> [WHAT TO WORK ON]: Copy every line in the listing that contains "this".

> [PROVIDED INFORMATION]:
== == ==

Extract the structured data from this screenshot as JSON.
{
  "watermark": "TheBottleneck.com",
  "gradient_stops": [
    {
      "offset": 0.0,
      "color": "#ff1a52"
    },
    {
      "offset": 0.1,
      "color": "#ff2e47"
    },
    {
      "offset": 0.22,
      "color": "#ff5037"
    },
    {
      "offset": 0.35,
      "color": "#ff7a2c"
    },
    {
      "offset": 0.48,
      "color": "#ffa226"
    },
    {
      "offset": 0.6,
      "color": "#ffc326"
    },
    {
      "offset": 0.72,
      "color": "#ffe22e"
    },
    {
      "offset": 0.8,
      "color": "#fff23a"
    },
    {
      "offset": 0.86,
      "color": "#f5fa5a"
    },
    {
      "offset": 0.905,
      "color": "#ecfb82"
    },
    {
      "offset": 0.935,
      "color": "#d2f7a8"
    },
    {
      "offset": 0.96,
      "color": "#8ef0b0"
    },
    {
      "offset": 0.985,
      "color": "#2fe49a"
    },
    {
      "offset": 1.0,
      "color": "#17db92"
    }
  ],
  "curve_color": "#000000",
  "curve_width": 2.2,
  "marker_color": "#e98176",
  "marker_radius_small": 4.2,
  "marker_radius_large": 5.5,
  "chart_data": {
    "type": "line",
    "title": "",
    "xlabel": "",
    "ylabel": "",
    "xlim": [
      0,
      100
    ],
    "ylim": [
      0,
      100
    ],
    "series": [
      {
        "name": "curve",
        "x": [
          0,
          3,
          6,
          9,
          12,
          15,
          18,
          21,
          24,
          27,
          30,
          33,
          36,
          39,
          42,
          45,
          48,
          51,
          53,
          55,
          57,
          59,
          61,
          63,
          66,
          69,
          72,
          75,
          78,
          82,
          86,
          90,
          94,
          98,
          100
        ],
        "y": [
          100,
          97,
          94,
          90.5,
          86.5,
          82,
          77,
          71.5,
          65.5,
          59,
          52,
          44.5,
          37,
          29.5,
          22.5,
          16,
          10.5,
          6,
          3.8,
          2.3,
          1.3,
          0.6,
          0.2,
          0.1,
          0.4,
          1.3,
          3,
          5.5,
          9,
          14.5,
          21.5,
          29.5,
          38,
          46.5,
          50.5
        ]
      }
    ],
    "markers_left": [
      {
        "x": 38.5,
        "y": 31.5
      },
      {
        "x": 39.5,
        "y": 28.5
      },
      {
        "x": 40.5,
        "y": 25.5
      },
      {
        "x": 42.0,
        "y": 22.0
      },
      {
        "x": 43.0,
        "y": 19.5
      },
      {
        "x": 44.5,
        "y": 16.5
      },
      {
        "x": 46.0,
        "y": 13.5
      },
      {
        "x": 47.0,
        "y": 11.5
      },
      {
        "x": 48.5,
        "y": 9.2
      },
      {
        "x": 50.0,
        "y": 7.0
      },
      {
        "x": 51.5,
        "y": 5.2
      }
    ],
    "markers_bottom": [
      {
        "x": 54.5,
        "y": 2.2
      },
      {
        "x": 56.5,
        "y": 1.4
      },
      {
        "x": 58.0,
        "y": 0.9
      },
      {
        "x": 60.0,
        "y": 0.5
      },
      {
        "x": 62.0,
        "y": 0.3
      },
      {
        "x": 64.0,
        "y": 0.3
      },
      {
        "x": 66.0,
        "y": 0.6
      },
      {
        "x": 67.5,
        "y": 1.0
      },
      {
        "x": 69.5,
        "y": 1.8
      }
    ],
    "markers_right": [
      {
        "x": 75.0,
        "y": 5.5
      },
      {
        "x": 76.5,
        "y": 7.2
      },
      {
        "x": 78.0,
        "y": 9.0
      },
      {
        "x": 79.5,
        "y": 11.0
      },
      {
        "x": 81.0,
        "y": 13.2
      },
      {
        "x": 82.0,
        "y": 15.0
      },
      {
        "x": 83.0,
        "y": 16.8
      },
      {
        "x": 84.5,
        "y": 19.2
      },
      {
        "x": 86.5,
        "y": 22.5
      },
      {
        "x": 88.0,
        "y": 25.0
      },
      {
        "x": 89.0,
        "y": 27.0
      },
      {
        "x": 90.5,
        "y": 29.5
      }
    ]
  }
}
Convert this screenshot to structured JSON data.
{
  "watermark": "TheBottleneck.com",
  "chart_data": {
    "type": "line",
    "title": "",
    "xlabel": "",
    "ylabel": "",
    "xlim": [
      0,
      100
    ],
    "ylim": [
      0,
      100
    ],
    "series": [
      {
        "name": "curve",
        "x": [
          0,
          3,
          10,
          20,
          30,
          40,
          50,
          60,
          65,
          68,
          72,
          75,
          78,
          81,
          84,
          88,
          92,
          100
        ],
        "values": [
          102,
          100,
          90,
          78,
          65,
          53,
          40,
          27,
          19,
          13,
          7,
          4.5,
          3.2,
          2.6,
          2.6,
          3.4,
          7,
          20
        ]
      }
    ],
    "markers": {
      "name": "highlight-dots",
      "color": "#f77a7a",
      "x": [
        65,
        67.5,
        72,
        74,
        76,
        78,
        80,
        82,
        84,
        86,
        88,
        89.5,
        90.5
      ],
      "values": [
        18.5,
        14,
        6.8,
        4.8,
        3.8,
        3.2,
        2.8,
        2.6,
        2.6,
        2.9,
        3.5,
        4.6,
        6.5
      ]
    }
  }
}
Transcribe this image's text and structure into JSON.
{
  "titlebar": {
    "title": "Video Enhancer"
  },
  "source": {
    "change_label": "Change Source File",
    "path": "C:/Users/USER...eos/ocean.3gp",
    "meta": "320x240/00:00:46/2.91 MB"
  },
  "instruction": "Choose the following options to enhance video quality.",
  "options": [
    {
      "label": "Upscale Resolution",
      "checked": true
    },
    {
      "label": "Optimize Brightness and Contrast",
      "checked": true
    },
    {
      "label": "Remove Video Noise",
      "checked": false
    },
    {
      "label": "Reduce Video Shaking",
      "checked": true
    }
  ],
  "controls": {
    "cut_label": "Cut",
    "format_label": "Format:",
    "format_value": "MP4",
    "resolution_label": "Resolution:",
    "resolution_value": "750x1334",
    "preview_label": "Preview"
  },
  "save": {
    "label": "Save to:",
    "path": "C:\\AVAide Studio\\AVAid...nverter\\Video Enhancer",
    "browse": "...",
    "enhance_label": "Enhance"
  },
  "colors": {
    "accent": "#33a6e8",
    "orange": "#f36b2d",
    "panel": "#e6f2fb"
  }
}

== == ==

> [EXERCISE OUTPUT]:
Extract the structured data from this screenshot as JSON.
Convert this screenshot to structured JSON data.
Transcribe this image's text and structure into JSON.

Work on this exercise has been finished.